The growing link between cartels and armed jihadi militants along Tunisia’s borders with Algeria and Libya, combined with heightened ideological polarisation, could form an explosive mix ahead of Tunisia’s legislative and presidential elections.
To prevent a rerun of last year’s political crisis, Tunisia needs far-sighted political precautions that can preserve the national compromise beyond the 2014 elections.
Unless the permeability of the country’s borders is addressed, cross-border trafficking will increase jihadis’ disruptive potential and intensify the corruption of border authorities.
As Tunisia faces the most critical phase of its transition after Chokri Belaïd’s assassination, its leaders must devise a calibrated response to the various challenges posed by the rise of Salafism.
Formidable social and economic challenges threaten to undermine – or even halt – progress in Tunisia, despite the country’s positive transition to democracy.
Although Tunisia stands out in a turbulent Arab world for its relatively peaceful transition, justice and security must be bolstered to ensure long-term stability.

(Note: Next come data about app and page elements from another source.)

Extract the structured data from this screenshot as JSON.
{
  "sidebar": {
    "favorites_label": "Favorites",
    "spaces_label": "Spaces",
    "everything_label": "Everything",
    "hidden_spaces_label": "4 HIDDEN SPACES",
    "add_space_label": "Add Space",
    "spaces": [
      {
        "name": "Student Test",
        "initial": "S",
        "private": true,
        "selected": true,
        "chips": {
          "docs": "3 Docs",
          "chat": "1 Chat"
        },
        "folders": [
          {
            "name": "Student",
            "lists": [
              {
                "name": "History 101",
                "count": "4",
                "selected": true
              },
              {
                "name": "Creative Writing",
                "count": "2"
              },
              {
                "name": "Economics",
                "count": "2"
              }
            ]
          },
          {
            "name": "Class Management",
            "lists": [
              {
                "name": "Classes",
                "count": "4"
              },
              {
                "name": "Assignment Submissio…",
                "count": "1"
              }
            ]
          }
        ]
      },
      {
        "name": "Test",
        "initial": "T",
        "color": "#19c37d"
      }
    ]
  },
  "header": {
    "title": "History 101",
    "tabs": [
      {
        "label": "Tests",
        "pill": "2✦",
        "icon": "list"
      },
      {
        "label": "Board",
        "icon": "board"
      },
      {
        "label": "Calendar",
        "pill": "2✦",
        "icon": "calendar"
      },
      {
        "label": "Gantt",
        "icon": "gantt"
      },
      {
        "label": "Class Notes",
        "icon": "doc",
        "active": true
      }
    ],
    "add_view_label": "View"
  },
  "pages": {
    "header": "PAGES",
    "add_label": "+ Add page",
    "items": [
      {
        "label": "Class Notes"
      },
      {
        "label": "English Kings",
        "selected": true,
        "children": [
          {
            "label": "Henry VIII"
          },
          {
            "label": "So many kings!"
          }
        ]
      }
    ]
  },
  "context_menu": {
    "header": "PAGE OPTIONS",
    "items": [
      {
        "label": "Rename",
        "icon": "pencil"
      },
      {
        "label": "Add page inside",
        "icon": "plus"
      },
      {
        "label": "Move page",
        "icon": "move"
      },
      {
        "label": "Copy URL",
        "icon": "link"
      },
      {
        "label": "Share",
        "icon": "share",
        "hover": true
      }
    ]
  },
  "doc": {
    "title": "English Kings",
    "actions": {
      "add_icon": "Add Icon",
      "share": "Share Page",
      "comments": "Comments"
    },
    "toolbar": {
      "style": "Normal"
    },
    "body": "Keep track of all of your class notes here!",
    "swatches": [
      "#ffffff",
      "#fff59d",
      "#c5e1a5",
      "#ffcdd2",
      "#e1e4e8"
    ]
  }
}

As Tunisia continues its transition to democracy, it will need to balance the urge for radical political change against the requirement of stability; integrate Islamism into the new landscape; and, with international help, tackle deep socio-economic problems.